An Argument For Index Funds

FreeMoneyFinance has a nice piece on why he invests mainly in index funds.

Index funds are a type of collective investment that attempts to mirror the performance of a particular financial market. For instance, the S&P 500 or the Vanguard MidCap Index. Index funds are often automated and can achieve significant investor savings by virtue of their lack of over human involvement.

FMF finds index funds:

• deliver higher returns
• (partially attributable to their low cost)
• require less time to manage
• and are easy to manage

This is why The Motley Fool calls index funds, “a wonderful option for the know-nothing investor.”

That about describes our aptitude. Maybe these bear looking into. — BEN POPKEN

Why I Like Index Funds [FreeMoneyFinance]


Edit Your Comment

  1. nweaver says:

    Its actually really REALLY hard for an actively managed mutual fund to beat an index fund (there is some pretty heavy math behind why index funds work so well). When you add in the much lover overhead (active funds can be 2%+ in cost, while index funds are

    Index funds are not just for “Lazy, know nothing” investors, but also pretty sophisticated investors who want some particularly nice points on the risk/return curve.
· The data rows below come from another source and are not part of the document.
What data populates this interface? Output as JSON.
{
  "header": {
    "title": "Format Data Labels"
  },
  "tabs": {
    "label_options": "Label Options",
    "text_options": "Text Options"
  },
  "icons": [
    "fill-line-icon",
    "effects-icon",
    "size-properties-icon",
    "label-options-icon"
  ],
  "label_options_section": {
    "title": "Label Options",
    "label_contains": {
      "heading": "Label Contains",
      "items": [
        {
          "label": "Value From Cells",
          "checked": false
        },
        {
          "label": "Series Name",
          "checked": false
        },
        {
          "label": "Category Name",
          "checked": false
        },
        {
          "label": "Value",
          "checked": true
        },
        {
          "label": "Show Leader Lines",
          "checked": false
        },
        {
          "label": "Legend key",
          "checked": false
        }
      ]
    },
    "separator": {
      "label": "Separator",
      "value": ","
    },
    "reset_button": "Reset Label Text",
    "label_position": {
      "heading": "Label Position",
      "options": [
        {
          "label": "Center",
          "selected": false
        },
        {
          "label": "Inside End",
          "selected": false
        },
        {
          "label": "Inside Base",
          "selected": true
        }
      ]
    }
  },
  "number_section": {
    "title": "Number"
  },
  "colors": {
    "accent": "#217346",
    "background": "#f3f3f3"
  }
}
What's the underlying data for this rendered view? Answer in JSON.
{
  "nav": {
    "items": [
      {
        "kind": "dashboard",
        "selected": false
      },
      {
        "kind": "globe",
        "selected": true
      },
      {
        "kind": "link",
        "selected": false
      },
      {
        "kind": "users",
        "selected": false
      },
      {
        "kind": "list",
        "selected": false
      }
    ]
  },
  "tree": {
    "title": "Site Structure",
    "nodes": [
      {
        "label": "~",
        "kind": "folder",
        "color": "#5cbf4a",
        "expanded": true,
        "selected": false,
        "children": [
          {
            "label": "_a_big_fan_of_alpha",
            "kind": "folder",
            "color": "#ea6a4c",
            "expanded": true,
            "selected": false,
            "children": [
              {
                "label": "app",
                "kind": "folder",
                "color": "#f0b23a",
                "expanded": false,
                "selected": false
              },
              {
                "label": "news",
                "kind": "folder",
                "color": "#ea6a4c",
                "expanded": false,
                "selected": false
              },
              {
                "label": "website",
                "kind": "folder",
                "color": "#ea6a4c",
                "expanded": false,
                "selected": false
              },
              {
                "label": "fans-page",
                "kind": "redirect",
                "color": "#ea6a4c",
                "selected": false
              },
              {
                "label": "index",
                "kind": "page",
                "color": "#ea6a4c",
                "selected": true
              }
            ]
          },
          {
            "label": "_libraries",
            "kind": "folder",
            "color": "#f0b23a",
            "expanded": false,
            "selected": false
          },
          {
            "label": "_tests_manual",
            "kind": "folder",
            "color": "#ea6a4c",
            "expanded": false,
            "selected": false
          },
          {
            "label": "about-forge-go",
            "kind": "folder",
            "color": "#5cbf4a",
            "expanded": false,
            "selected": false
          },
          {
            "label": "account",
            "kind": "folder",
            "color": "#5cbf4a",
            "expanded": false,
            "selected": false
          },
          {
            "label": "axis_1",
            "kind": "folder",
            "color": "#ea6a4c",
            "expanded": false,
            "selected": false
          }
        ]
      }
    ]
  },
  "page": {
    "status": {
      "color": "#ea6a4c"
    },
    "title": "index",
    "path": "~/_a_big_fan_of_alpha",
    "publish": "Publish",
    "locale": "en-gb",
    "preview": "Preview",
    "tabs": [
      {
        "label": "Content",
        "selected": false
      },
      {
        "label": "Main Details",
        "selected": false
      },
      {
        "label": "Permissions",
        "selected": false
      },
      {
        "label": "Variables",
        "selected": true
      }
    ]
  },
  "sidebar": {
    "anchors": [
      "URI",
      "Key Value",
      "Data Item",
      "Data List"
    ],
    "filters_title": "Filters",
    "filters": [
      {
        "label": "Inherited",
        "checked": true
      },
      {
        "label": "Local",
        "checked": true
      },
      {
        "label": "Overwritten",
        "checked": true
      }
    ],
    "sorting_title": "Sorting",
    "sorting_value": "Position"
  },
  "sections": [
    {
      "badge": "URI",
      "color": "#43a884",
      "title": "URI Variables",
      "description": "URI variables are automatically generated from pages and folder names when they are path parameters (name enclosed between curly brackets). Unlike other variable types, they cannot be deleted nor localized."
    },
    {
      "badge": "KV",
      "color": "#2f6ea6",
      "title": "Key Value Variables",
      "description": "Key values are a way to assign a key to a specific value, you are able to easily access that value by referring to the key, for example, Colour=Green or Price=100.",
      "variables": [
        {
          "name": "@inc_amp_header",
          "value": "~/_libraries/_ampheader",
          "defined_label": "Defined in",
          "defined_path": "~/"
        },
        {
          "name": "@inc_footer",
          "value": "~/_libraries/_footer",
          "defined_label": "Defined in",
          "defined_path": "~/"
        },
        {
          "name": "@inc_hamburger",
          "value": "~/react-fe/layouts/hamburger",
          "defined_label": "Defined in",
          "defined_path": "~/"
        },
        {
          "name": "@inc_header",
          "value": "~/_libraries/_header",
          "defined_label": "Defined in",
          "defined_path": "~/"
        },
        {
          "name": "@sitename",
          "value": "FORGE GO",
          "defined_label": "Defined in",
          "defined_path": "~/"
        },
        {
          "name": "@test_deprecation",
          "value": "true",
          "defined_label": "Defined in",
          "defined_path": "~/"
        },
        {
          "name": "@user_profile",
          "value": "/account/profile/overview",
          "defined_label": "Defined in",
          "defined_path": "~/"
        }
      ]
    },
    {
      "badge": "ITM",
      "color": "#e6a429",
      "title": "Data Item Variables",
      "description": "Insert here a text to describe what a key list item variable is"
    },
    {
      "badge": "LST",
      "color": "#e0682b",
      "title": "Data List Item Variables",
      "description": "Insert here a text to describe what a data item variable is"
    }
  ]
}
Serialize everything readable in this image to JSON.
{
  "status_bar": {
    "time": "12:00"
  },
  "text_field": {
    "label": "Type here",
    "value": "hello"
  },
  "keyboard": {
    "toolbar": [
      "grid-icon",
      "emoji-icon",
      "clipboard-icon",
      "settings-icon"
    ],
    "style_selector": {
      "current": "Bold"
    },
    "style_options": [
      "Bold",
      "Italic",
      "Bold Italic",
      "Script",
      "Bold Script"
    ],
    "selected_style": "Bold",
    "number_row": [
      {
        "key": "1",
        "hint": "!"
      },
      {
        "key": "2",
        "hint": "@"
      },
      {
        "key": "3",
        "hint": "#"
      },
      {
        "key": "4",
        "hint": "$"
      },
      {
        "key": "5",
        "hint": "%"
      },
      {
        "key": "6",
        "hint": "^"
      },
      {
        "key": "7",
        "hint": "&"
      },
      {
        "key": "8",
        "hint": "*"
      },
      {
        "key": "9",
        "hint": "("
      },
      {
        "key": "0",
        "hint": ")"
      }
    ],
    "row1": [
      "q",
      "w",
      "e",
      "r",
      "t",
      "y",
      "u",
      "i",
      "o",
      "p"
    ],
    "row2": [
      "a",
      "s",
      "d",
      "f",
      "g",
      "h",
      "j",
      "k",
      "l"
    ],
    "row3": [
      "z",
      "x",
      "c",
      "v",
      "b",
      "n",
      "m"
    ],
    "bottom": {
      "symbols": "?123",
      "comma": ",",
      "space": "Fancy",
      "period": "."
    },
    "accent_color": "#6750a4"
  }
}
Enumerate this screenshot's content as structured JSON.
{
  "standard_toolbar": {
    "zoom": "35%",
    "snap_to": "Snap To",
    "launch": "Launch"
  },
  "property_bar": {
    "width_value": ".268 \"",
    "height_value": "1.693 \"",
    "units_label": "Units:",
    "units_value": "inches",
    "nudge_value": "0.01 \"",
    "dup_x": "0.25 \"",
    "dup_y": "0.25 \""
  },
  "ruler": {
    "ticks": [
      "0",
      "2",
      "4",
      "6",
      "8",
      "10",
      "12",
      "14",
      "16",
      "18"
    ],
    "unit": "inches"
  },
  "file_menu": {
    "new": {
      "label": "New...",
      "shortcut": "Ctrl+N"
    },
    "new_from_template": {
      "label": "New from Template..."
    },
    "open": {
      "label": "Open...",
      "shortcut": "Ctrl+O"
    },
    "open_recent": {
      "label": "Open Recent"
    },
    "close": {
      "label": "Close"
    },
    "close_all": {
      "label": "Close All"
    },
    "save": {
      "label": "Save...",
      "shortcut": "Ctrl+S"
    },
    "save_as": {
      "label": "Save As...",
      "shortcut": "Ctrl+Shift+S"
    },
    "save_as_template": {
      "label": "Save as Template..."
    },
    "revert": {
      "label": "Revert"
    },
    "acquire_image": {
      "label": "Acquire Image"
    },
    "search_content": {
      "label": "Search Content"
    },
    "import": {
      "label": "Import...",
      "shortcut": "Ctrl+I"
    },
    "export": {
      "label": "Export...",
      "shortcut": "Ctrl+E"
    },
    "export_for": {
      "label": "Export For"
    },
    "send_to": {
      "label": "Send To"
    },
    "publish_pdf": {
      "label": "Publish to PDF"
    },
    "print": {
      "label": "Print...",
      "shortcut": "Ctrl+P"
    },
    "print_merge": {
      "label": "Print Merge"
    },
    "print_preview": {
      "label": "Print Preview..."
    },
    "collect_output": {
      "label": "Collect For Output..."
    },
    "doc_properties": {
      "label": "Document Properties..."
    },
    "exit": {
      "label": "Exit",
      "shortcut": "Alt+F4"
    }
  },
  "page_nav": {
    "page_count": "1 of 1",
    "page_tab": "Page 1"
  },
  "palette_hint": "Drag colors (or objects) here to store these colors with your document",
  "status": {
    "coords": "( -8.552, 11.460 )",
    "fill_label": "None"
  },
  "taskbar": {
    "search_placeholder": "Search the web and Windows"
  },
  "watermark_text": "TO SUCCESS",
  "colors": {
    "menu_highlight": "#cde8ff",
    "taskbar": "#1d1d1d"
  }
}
  2. If you don’t understand how the market works you should not be investing. There are already too many people with no idea what they’re doing investing via their 401k. That’s how markets built on speculation and “irrational exhuberance”, to quote Greenspan, get built.

    That’s right Dotcom/Housing Bubble, I’m looking at you.

  3. JohnG says:

    All investors are know-nothing investors. They just don’t all realize it.

  4. rbdfoxes says:

    BAD Popken, no puns.

    *wags finger*

  5. Hoss says:

    The most cost efficient way to buy into an index is not through a mutual fund — but through what are called Exchange Traded Funds (“ETFs”). The expense ratio for the S&P 500 ETF (known as CUSIP SPY) is 0.9% — whereas the expense ratio for the largest S&P 500 index fund through Vanguard Funds is 0.18%. The disparity is even greater with smaller indexes. For more research, I suggest (I am not a broker, nor do I sell financial advice.)

  6. Hoss says:

    Correction to my post, the expense ratio for the S&P 500 ETF (“SPY”) should read: 0.09%

  7. Mojosan says:

    I (insert picture of heart here) index funds.

    Been usung the “pay myself first” method since graduating college.

  8. cjc says:

    ETF vs. index mutual fund. Note that Fidelity’s S&P 500 index fund (FXMKX) has an expense ratio of 0.10%, just a hair above the ETF.

    Picking one or the other depends on, I think, how often you put money into the index. If it’s relatively often, say, through some sort of automatic withdrawal, the mutual fund might be better, because buying the ETF will require brokerage commissions. Large lumps of money might work better with ETFs, as the commission becomes less significant, and the lower expense ratio makes up for that cost (though FXMKX’s low expense ratio is hard to beat; Fidelity also offers an S&P 500 index with an expense ratio of around 0.07%, but you have to drop $100K in to start with, which is, you know, kind of high).

    There’s no cut and dried rule: it depends on what you’re doing, how frequently you’re contributing, etc.

  9. Hoss says:

    I believe cjc is referring to Fidelity’s “Spartan 500 Index” which is CUSIP FSMKX . There is an annual fee for balances below $10,000 (currently $10). Great information, thanks!